The study, Expert and Consumer Evaluation of Consumer Medication Information, showed that while most consumers (94 percent) received CMI with new prescriptions, only about 75 percent of this information met the minimum criteria for usefulness as defined by a panel of stakeholders. In 1996, Congress called for 95 percent of all new prescriptions to be accompanied by useful CMI by 2006.
"The current voluntary system has failed to provide consumers with the quality information they need in order to use medicines effectively and safely," said Janet Woodcock, M.D., director of the FDA's Center for Drug Evaluation and Research. "Because the congressional goals have not been met, the FDA intends to seek public comment on initiatives that can be used to meet the goals."
CMI has been defined as being useful if it includes scientifically accurate, unbiased information that is presented in an understandable and legible format. Specifically, CMI should include the drug name and uses, how to monitor for improvement in the condition being treated, contraindications (situations when the medicine should not be used), symptoms of serious or frequent adverse reactions and what to do, and certain general information, including statements encouraging patients to talk to their health care professional.
"We need to work with pharmacy operators, drug manufacturers, health care professionals, and consumers to come up with a sensible, comprehensive and more effective solution," said Woodcock.
In early 2009, the FDA Risk Communication Advisory Committee will hold a public meeting to discuss the study's findings. In addition, the FDA has created a Web site to receive public comment on the study and solicit feedback on the best ways to provide useful prescription information to consumers.
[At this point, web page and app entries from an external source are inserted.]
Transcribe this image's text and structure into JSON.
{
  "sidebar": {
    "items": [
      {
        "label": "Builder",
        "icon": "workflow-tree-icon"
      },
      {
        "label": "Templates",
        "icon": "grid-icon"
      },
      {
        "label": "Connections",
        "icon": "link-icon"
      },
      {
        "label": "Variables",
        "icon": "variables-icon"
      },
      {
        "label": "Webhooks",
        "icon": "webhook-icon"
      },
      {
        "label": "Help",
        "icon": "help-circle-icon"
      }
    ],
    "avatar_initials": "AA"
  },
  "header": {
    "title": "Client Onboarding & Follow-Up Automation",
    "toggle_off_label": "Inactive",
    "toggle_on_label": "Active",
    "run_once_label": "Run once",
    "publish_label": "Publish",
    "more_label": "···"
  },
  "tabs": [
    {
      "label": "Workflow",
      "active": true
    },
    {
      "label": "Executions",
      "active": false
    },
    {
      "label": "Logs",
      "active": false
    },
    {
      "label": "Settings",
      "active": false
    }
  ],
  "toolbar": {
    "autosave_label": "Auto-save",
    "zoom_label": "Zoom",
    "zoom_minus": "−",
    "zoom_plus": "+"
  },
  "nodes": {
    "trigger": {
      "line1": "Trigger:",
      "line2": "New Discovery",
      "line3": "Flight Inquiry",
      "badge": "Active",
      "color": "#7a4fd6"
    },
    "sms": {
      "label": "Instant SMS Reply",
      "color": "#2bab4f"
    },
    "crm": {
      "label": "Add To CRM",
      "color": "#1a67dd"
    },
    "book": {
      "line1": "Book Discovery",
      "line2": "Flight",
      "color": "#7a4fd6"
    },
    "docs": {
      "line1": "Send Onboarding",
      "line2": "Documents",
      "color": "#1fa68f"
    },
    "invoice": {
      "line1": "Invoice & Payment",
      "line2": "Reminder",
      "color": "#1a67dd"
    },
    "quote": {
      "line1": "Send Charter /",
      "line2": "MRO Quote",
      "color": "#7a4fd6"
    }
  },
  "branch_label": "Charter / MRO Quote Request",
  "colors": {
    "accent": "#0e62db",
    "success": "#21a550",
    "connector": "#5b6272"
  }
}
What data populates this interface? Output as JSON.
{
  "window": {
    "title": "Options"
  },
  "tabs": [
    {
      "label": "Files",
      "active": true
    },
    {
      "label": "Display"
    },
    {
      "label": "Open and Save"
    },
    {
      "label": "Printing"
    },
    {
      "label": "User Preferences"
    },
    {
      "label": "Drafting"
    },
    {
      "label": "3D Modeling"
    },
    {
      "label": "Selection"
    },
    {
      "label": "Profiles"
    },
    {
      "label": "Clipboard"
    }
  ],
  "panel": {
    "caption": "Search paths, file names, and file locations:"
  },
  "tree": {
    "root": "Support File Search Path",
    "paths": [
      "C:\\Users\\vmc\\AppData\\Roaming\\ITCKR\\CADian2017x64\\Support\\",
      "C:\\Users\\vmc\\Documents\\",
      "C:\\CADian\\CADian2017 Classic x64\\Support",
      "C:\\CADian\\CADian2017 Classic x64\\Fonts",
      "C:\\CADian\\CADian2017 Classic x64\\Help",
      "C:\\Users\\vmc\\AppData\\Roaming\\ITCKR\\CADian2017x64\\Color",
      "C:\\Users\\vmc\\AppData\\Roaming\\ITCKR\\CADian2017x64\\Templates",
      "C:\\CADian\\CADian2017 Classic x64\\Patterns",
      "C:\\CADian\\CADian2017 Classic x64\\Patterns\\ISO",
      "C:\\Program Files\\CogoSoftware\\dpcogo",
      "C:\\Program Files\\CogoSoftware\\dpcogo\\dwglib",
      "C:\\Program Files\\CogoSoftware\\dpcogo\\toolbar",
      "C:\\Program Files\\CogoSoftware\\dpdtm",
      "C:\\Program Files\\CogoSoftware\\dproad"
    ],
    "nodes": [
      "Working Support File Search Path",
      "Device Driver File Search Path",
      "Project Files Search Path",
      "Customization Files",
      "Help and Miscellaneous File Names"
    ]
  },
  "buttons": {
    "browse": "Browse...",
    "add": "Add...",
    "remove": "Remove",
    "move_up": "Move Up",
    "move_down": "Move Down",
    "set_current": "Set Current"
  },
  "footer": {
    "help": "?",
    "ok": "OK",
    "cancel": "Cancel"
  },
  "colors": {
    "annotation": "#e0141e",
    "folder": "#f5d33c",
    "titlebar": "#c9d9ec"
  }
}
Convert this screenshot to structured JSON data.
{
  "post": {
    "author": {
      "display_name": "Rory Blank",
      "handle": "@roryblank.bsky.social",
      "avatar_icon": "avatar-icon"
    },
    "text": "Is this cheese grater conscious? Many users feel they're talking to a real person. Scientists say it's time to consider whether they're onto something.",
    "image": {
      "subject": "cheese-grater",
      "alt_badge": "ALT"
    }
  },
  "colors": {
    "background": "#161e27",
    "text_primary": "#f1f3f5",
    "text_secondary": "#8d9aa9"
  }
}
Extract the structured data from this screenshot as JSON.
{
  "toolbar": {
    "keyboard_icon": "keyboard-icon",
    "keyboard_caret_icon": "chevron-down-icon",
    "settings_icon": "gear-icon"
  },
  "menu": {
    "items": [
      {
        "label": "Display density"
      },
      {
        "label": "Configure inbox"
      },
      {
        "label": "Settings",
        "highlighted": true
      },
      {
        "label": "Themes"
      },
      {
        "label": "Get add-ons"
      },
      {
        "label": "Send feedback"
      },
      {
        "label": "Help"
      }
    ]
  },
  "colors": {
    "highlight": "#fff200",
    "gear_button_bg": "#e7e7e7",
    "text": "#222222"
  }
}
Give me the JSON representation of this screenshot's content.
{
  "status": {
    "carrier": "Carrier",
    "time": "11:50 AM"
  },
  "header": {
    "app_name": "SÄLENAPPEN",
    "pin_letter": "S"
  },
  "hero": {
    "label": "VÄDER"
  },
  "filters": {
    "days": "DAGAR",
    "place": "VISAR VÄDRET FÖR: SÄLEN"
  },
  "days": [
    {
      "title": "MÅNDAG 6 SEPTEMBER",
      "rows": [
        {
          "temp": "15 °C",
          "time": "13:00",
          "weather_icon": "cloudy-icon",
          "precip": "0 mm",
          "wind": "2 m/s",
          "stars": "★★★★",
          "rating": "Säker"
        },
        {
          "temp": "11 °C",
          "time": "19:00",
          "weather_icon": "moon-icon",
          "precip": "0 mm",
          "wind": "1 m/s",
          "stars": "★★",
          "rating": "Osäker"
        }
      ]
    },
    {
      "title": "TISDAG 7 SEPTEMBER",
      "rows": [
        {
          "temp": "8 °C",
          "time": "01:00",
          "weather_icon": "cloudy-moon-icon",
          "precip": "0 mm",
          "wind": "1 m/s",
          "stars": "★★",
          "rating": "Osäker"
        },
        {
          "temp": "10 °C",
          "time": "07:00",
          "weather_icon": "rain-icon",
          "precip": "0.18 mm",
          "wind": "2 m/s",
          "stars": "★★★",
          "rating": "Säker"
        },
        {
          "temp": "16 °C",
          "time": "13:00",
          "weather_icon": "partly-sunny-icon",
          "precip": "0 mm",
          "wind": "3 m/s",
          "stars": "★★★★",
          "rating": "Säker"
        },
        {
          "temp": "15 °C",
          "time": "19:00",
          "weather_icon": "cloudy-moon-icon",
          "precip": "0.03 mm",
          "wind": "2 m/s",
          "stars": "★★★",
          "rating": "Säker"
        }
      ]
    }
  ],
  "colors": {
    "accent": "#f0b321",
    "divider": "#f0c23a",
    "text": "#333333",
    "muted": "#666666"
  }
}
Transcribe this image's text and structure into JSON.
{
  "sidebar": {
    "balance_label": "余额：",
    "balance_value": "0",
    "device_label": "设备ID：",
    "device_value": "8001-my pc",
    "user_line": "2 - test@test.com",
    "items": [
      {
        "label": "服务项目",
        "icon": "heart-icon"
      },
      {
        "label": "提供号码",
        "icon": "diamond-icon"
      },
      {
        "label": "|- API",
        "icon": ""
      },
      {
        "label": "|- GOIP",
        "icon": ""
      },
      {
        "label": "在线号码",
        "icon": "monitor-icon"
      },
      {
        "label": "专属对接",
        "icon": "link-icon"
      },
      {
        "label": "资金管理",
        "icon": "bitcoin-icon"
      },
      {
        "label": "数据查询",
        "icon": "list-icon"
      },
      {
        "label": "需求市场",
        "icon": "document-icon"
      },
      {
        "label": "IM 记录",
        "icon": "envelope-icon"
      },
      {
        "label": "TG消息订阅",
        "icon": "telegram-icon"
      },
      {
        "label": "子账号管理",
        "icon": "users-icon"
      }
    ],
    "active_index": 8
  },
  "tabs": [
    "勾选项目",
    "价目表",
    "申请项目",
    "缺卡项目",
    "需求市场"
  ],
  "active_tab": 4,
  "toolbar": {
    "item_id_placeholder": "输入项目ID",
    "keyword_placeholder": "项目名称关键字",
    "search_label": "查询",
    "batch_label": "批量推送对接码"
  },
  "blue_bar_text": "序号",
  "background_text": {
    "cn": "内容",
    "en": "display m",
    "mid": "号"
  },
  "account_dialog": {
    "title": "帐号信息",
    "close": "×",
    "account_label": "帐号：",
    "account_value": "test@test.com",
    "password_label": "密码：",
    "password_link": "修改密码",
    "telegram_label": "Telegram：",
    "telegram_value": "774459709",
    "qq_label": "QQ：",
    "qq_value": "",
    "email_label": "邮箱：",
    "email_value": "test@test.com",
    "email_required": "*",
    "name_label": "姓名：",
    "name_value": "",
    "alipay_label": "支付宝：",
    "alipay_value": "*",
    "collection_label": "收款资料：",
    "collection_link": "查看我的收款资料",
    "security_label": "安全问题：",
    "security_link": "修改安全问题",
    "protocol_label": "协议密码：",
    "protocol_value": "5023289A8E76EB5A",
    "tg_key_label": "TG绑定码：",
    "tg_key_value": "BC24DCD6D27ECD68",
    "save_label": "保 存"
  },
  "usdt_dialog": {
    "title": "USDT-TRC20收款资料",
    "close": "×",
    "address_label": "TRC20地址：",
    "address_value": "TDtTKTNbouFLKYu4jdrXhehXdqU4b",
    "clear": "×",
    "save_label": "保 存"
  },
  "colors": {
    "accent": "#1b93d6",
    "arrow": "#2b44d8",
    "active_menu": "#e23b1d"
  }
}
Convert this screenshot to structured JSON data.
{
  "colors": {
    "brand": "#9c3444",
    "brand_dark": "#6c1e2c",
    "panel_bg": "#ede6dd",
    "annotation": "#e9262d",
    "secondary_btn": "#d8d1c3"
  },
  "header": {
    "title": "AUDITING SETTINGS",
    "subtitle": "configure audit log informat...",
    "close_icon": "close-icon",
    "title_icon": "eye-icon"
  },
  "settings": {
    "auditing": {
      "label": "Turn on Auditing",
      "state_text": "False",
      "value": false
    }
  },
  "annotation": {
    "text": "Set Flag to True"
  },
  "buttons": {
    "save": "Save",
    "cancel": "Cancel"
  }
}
The FDA regulates prescription drug labeling written for health care professionals and Medication Guides and Patient Package Inserts written for consumers, but the agency does not review or approve CMI leaflets. The agency's role, as set forth by Congress, has been to encourage the private sector to provide this information, supply the companies with the necessary guidance and evaluate the private sector's progress.
The FDA-sponsored study was conducted by the National Association of Boards of Pharmacy through a subcontract with researchers at the University of Florida, College of Pharmacy. Shoppers trained to simulate patients visited pharmacies randomly selected throughout the United States. The shoppers gave the pharmacists prescriptions for two commonly prescribed drugs, metformin and lisinopril, and collected the CMI provided with the prescriptions. Expert and consumer panels evaluated the quantity and quality of this information.
There were some improvements shown by the new study when compared to a similar evaluation of CMI in 2001, Evaluation of Written Prescription Information Provided in Community Pharmacies, 2001. That study revealed that 89 percent of patients received written information when their new prescriptions were filled, but only about 50 percent of the CMI met minimal criteria for usefulness.